The pool house is planned as an extension to a traditional country house built around 1950 in one of the towns inhabited green suburbs. Making reference to the English cottage-style, the outside wall finishings of the existing house are made out of white neat lime, terracotta tiles cover the roof and windows are subdivided by glazing bars into small rectangular parts.
Making use of the different levels between terrace and garden, a split level was created, making it possible for the upper level of the pool house to be entirely open. When opened, windows sink down into the floor - the result is a blurred boarder between the in and the outside floors, the pool and the pool house, swimming and sunbathing, or sitting at the fireplace. Beneath this almost floating roof, a blue limestone volume sunken into the floor houses a sauna and jacuzzi, dressing room, showers and toilet facilities. Wide horizontal windows in the sauna and jacuzzi permit the visitor to look out over the lawn and into the garden behind the house.

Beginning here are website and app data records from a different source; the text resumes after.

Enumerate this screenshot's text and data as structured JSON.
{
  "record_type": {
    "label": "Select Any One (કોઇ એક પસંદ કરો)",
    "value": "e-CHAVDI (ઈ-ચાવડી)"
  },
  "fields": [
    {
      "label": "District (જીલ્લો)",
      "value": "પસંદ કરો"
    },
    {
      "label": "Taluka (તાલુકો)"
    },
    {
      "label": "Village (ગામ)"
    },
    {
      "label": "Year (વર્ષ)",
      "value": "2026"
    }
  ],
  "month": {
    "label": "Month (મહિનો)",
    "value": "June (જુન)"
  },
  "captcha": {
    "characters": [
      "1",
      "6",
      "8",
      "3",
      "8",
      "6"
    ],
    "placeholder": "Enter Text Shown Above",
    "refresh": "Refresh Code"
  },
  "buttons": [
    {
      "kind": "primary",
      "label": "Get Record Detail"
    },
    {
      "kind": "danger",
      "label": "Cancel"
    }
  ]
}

The pool itself is placed parallel to the terrace pedestal and forms one of three water basins that work as reflecting pools. The position of the pools accentuates the strong boarder between garden and the land house resulting from the difference in level.

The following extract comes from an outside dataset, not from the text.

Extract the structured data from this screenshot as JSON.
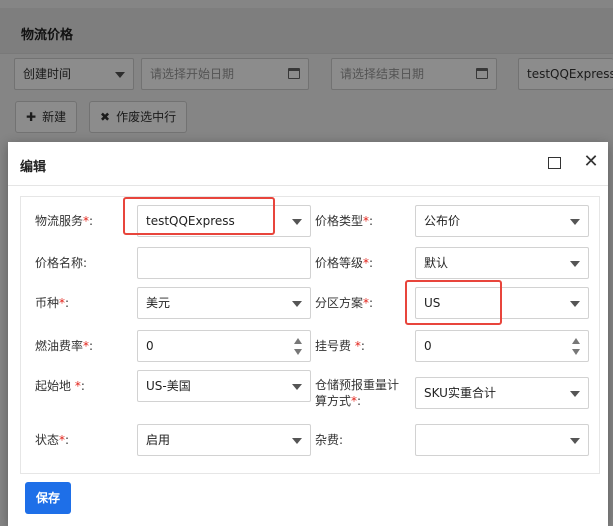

On the one hand the openness and modernity of the pool house seem to contradict the closed rural character of the land house. On the other, the extension makes reference to the existing country house by means of the large chimney and fireplace, terracotta tiles for covering the roof edge and white neat lime used for collaring the walls. The project's intrinsic ambition is to harmoniously connect to the adjacent country house without copying its cottage-style or compromising its contemporary expression.